• Exercise prompt: Find each line below containing the word "data" and copy it.

BEGIN Supplied entries

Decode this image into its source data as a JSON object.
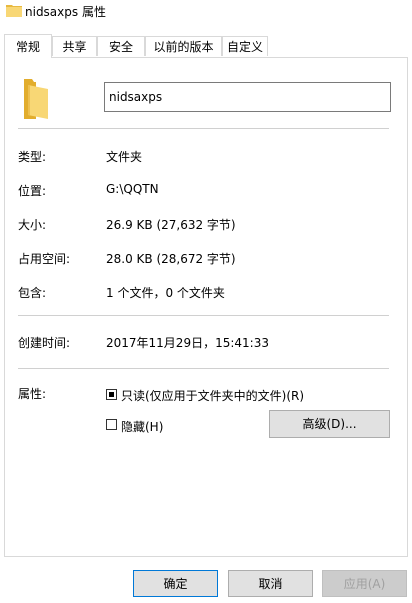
{
  "window": {
    "title": "nidsaxps 属性"
  },
  "tabs": [
    {
      "label": "常规"
    },
    {
      "label": "共享"
    },
    {
      "label": "安全"
    },
    {
      "label": "以前的版本"
    },
    {
      "label": "自定义"
    }
  ],
  "general": {
    "name_value": "nidsaxps",
    "type_label": "类型:",
    "type_value": "文件夹",
    "location_label": "位置:",
    "location_value": "G:\\QQTN",
    "size_label": "大小:",
    "size_value": "26.9 KB (27,632 字节)",
    "disk_label": "占用空间:",
    "disk_value": "28.0 KB (28,672 字节)",
    "contains_label": "包含:",
    "contains_value": "1 个文件，0 个文件夹",
    "created_label": "创建时间:",
    "created_value": "2017年11月29日，15:41:33",
    "attributes_label": "属性:",
    "readonly_label": "只读(仅应用于文件夹中的文件)(R)",
    "hidden_label": "隐藏(H)",
    "advanced_button": "高级(D)..."
  },
  "footer": {
    "ok": "确定",
    "cancel": "取消",
    "apply": "应用(A)"
  },
  "colors": {
    "folder": "#F8D775",
    "focus_border": "#0078d7"
  }
}
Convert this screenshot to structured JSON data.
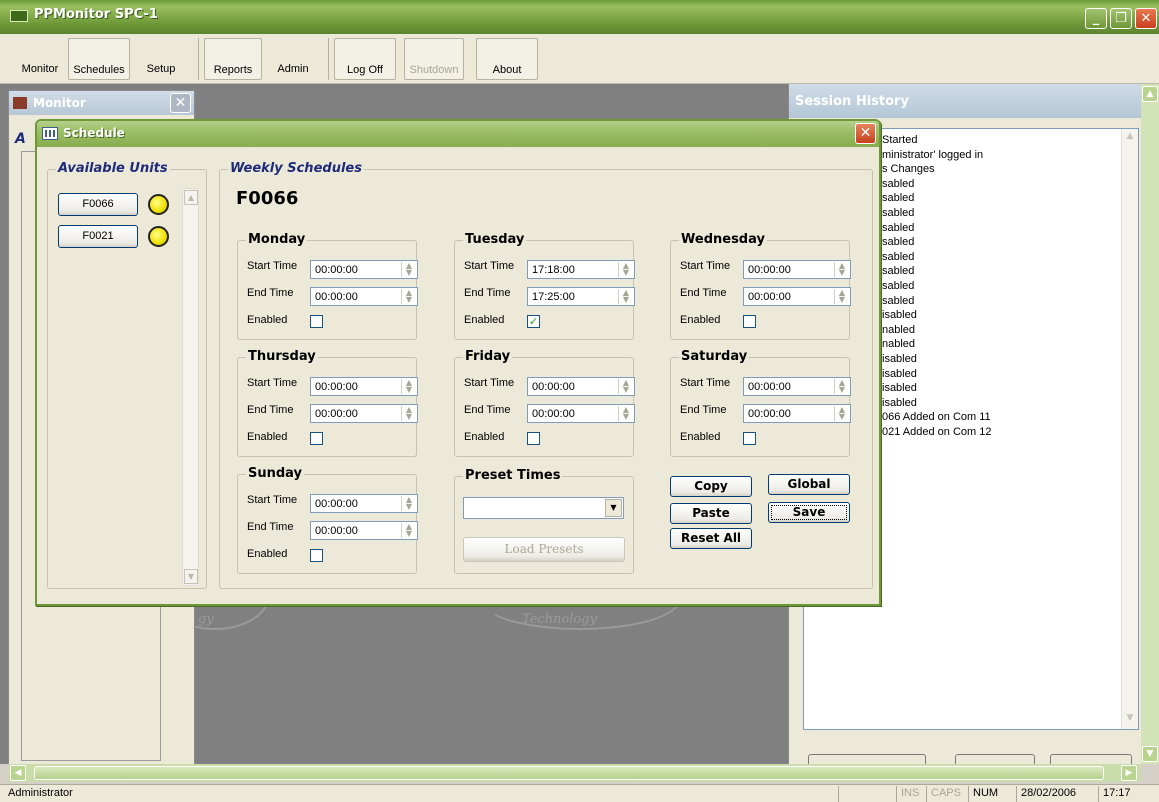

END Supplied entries

• Solved exercise:
Decode this image into its source data as a JSON object.
Convert this screenshot to structured JSON data.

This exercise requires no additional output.